Objectives The aim of this study was to provide an overview of the prevalence of severe fatigue across a broad range of rheumatic diseases and to examine its relationship with clinical and demographic variables.
Methods Online questionnaires were filled out by an international sample of 6120 patients (88% female, mean age 47) encompassing 30 different rheumatic diseases. Fatigue was measured with the RAND(SF)-36 Vitality scale. A score of ≤35 was taken as representing severe fatigue. This cut-off score is similar to the 10th percentile of the general population; it was found to have 90% sensitivity (90% of people with chronic fatigue syndrome according to established classification criteria was correctly identified as having chronic fatigue syndrome using this cut-off score) and 81% specificity (81% of the people not having chronic fatigue syndrome according to established classification criteria was correctly identified as not having chronic fatigue syndrome using this cut-off score).
Results Severe fatigue was present in 41% to 57% of the patients with a single inflammatory rheumatic disease such as rheumatoid arthritis, systemic lupus erythematosus, ankylosing spondylitis, Sjögren's syndrome, psoriatic arthritis, and scleroderma. The percentage of patients with severe fatigue was 59% in patients with multiple rheumatic diseases without fibromyalgia.
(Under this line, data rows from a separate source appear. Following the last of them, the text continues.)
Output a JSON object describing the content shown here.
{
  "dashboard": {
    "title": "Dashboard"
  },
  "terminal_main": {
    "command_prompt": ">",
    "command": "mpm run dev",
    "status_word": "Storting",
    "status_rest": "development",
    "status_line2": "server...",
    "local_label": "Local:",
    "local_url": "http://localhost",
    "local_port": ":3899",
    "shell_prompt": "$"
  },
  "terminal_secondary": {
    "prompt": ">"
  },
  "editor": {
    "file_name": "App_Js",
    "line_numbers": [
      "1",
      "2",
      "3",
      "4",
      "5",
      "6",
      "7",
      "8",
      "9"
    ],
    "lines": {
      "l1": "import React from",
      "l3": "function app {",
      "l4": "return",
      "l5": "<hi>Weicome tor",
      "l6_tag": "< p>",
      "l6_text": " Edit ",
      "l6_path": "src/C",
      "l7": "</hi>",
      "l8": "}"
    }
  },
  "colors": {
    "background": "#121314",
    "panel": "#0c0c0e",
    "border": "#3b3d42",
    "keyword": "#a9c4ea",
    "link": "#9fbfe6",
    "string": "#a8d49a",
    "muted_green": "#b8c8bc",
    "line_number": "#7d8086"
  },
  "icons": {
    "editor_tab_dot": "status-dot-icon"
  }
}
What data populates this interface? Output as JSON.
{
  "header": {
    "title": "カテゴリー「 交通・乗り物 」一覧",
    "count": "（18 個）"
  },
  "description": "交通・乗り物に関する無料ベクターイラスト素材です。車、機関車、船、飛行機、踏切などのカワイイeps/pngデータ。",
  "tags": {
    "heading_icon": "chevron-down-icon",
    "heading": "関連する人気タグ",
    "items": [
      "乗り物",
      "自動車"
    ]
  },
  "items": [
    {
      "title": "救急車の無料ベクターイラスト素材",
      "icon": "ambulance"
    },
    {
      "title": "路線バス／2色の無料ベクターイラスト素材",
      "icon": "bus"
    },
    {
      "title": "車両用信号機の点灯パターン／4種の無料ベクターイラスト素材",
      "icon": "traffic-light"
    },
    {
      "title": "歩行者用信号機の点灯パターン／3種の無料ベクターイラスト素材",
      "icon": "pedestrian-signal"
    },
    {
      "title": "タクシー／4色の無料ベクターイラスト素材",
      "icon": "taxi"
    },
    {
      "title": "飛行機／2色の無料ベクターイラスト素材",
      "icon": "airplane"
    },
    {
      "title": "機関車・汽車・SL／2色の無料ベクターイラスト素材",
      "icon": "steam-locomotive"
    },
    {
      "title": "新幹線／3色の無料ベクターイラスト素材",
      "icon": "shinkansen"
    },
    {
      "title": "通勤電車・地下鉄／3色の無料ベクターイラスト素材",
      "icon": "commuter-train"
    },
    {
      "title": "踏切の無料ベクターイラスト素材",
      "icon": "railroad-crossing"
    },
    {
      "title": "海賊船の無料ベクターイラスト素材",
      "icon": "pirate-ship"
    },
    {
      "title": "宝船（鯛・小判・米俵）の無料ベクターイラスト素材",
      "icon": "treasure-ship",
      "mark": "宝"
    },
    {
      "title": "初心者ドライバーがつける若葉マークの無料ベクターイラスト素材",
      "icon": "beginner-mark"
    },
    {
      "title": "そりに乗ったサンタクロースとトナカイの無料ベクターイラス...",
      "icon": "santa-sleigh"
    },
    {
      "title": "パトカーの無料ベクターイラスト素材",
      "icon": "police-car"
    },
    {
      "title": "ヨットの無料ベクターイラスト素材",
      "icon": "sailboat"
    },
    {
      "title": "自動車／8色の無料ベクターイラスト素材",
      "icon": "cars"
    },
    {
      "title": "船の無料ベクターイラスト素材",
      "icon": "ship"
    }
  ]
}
Severe fatigue was least prevalent in patients with osteoarthritis (35%) and most prevalent in patients with (comorbid) fibromyalgia (around 80%).
In logistic regression analysis, severe fatigue was predicted by having (comorbid) fibromyalgia, having multiple rheumatic diseases without fibromyalgia, younger age, lower education, and linguistic background. Of Dutch, English, French, German, Portuguese and Spanish speaking patients, severe fatigue was most prevalent in French speaking patients and least prevalent in Dutch speaking patients.
Conclusions Severe fatigue is very common in all rheumatic diseases. Our study indicates that about one out of every two patients with a rheumatic disease is severely fatigued. As severe fatigue can have devastating effects for the patient, the near environment, and society at large, unraveling the underlying mechanisms of fatigue and developing optimal treatment strategies should be top priorities in rheumatological research and practice.
Acknowledgements Thanks to Isabel Lόpez-Chicheri García (Murcia, Spain), Ricarda Mewes & Winfried Rief (Marburg, Germany), Karoline Vangronsveld & Geert Crombez (Ghent, Belgium), Andreas AJ Wismeijer, Henriët van Middendorp & Johannes WJ Bijlsma (Tilburg & Utrecht, the Netherlands), and Mark A Lumley (Detroit, USA) for help in data collection.
Disclosure of Interest : None declared